Golf courses

Donald Trump’s struggling Scottish golf courses have asked for more than $4 million in UK government aid during the pandemic

Trump at Turnberry Golf Course.AP Photo/Scott Hepell

  • Trump’s Scottish golf resorts have claimed millions in pandemic support from the UK government.

  • Trump Turnberry and Trump International Scotland recorded multi-million losses in 2020.

  • Company accounts signed by Eric Trump cite Brexit as a contributing factor to the stations’ difficulties.

of former President Donald Trump Scottish golf courses demanded more than $4 million in emergency funds in the UK as struggling businesses laid off hundreds of staff amid the COVID-19 pandemic.

Newly released company accounts for the two international stations revealed that the Trump Turnberry in Ayrshire and the Trump International Scotland near Aberdeenshire cut 273 jobs in 2020, while also claiming $3.7 million in furlough aid.

Trump ceded control of the two resorts to his sons Donald Trump Jr. and Eric Trump shortly before his inauguration as president in 2017, but has retained a financial interest in the businesses, both of which are company-owned holding company Golf Recreation Scotland Ltd.

Additional government data reviewed by The Guardian shows the two stations have made further financial claims this year due to the UK government’s emergency job retention program persisted.

the BBC was the first to report the resorts’ additional claims for 2021, which are worth between $698,000 and $1.7 million, adding to a total of between $4.4 and $5.5 million in aid two-year leave. The new figures were not included in the most recent Trump company accounts, according to The Guardian.

Trump Turnberry posted a loss of over $4 million in 2020 while the resort town of Aberdeenshire posted a loss of $1.7 million. Filings for both stations cited the government lockdown, which forced businesses to be closed for several months in 2020 and 2021, as reasons for significant staff losses.

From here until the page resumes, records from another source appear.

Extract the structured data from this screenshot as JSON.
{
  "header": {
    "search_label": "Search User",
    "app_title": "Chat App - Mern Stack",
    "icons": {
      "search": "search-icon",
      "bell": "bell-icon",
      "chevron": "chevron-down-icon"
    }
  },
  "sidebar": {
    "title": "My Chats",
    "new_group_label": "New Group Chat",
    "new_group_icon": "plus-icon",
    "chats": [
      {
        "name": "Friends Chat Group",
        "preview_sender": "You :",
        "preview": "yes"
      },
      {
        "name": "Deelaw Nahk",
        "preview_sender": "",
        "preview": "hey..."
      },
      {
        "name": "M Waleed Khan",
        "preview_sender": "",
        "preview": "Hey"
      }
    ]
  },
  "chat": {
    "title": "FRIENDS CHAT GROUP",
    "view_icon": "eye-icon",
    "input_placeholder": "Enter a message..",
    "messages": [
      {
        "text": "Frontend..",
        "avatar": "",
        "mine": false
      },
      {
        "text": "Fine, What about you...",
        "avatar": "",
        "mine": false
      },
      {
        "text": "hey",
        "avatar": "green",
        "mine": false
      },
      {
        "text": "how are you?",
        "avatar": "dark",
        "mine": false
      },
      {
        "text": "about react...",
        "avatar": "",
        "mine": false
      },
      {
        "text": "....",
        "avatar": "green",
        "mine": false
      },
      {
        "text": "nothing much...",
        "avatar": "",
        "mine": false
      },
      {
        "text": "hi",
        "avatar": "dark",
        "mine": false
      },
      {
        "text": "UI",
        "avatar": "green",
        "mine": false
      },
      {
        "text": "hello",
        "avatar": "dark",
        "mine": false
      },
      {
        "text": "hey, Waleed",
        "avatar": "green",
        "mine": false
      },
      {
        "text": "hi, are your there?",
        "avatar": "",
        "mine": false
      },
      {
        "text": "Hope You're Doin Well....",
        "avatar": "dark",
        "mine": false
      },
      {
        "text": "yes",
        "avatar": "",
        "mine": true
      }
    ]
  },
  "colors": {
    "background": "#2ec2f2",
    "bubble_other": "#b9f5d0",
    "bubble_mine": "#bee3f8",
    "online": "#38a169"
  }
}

But accounts filed by Golf Recreation Scotland Ltd. and signed by its manager, Eric Trump, also cited Brexit as a contributing factor to the stations’ failing finances, according to The Independent.

“Brexit has also impacted our business as supply chains have been affected by the availability of drivers and staff, reducing deliveries and the availability of certain product ranges,” the accounts say, according to The Independent.

The documents go on to say that increased prices due to transport costs and import duties after the Brexit vote, as well as reduced availability of staff due to wage inflation, had an impact negative on stations.

During his presidential campaign and in his presidency, Trump was a vocal supporter of Brexit, which saw a 2016 referendum vote for the United Kingdom’s withdrawal from the European Union in 2016. The former president dubbed himself “Mr Brexit” in a 2016 tweet and celebrated the Brits, which he said “took over their countryduring a Turnberry appearance in 2016.

The company’s accounts, filed earlier this month, also suggested that the two golf resorts owed additional money to Trump himself in the form of loans from the former president’s personal funds and the company. holding company to Turnberry and Trump International Scotland, totaling more than $158 million, according to The Guardian. .

A representative for the Trump Organization did not immediately respond to Insider’s request for comment, nor did a spokesperson for Trump Turnberry or Trump International Scotland.

Trump opened the Aberdeenshire site in 2012 and bought the Turnberry complex in 2014. The former president is said to be particularly proud of his mother’s Scottish heritage.

Last month, a group of human rights lawyers lost his bid to force the Scottish government to investigate how Trump paid for his two golf courses in the country. Advocacy group Avaaz brought the case after the Scottish government refused to investigate an unexplained wealth order against Trump.

Read the original article at Business Intern